> [Work request]:
Among the entries below, find each line with "Care" and show it.

> [Data]:
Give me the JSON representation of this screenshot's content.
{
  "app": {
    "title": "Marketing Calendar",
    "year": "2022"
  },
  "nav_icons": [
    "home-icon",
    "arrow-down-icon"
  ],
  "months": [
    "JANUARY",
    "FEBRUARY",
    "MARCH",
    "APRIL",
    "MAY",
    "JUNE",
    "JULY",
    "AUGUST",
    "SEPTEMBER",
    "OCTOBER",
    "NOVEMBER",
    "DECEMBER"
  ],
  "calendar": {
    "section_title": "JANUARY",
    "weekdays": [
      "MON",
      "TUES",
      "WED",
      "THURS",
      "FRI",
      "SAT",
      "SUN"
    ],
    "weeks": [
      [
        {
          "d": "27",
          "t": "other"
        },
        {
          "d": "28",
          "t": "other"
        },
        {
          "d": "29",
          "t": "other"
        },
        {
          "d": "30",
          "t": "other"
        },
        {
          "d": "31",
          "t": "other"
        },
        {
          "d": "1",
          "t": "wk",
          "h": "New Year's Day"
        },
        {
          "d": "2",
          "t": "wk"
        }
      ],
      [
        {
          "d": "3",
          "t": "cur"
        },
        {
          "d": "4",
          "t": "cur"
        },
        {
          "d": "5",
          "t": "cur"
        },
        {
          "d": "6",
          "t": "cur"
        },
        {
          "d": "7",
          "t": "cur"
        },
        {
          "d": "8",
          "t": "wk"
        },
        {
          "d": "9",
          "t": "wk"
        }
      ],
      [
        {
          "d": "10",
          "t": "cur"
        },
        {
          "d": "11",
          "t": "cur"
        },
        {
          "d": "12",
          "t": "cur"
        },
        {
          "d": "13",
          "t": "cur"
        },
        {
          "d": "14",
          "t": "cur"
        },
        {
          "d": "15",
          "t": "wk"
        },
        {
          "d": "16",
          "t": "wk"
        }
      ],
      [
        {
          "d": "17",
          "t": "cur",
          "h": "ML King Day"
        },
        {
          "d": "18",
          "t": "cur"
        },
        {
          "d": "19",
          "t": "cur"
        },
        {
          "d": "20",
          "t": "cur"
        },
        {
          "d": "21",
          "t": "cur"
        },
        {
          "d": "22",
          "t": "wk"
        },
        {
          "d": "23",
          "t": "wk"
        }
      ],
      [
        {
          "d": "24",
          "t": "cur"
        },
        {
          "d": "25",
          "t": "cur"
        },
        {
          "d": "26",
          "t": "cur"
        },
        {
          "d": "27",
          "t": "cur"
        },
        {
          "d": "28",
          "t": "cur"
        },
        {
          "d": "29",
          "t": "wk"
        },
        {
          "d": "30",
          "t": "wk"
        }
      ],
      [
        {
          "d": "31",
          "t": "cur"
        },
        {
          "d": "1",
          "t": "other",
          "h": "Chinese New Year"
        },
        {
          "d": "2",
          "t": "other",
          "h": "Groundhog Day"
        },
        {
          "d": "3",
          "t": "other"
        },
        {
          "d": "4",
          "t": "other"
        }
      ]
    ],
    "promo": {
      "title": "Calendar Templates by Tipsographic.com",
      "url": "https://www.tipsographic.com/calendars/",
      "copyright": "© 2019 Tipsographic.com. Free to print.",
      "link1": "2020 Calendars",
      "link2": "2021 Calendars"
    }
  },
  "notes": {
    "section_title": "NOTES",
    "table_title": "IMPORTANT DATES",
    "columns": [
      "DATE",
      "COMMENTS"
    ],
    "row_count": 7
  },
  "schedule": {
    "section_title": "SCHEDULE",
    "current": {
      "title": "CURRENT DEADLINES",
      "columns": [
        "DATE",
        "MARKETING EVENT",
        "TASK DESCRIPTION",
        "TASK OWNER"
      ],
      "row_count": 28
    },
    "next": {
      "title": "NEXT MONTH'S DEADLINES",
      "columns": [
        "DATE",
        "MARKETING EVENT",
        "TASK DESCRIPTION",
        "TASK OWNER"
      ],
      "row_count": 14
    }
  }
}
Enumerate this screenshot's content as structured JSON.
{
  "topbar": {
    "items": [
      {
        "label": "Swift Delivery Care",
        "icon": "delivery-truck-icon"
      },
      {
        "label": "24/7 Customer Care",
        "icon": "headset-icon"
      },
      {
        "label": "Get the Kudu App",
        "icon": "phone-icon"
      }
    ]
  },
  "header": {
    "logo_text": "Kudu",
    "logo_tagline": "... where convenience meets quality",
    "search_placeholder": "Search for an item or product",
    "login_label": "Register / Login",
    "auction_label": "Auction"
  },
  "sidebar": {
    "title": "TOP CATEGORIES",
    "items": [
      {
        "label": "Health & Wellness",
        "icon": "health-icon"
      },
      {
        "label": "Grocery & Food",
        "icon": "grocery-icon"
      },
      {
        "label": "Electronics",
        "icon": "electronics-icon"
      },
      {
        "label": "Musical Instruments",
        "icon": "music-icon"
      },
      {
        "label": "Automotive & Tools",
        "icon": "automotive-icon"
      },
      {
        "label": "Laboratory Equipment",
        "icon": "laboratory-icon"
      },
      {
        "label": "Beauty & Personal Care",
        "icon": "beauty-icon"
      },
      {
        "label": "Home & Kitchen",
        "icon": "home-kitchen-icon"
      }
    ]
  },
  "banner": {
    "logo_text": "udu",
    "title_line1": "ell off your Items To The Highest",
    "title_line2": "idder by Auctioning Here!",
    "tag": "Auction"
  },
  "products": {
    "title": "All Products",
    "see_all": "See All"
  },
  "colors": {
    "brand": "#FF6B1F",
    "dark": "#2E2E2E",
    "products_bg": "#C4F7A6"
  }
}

> [Answer box]:
        "label": "Swift Delivery Care",
        "label": "24/7 Customer Care",
        "label": "Beauty & Personal Care",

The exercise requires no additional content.